Recall that this august committee has just called on “[f]ederal enforcement agencies” to “provide technical assistance to help universities achieve diversity in their programs and employment….” Given the make-up of this committee and its staff, it appears that the National Academies could also use some “technical assistance” to “achieve diversity.” This committee has all of the “diversity” it ostensibly recommends of, say, a committee on political diversity made up of all Democrats save for one person, a Socialist or member of the Green Party.

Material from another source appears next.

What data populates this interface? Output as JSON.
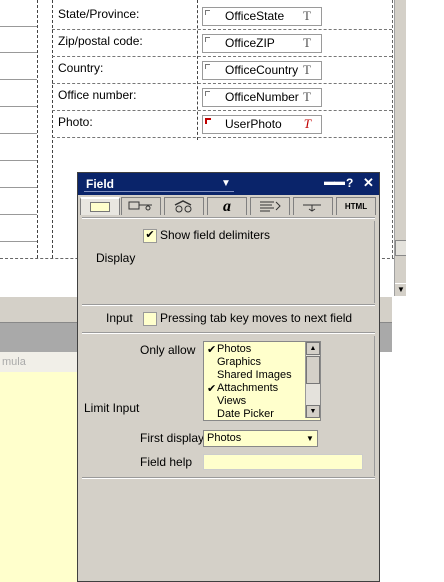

On the other hand, we have already learned with regard to race that “diversity” doesn’t mean diversity; it means more blacks. Since the National Academies committee obviously defines “diversity” to mean more women, this committee is almost 100% diverse. (The presence of the lone male, Robert Birgeneau, doesn’t really reduce the 100% “diversity” of this group since, as we’ve frequently seen [such as here, here, here, and here], he’s never met a race- or gender-based preference of which he disapproves.)
My wife, Helene, just read this post and raised an interesting question. Since the National Academies report argues that more women are needed in science in order to strengthen the competitve position of the United States against foreign competitors — because “the country faces increasingly stiff global competition in higher education, science and technology, and the marketplace” — she wonders whether foreign women who are in this country only temporarily should be counted toward “compliance” with the “goals” recommended by the committee. Insofar as it is necessary to displace some men to make room for more women, should American males be displaced to make room for foreign females?
Good question, I think.
UPDATE [3 October]
A reader points me to excellent critiques of this report, one by the distinguished economist Gary Becker and one by the distinguished federal judge and legal scholar Richard Posner on their joint blog.
I’m happy to say that Posner makes a few of the same points made here, especially about the composition of the panel. Neither of them has a higher opinion of the report than I expressed above (“heavy on beliefs and weak on carefully documented analysis,” wrote Becker), and to see why you should read all of both their discussions.
Becker did make a nice catch that I missed:
The summary of the Report says that it cannot be that women in academia, and sciences in particular, are now recipients of favoritism because affirmative action that selects candidates on the basis of race or sex is illegal.
I wonder if Gov. Granholm and the other women leaders in Michigan who are struggling so hard to retain preferences to women by defeating the Michigan Civil Rights Initiative (discussed most recently here) would agree with the distinguished National Academy of Sciences panel that at present, even in the absence of MCRI, it is currently illegal for any affirmative action program to show “favoritism” based on race or sex.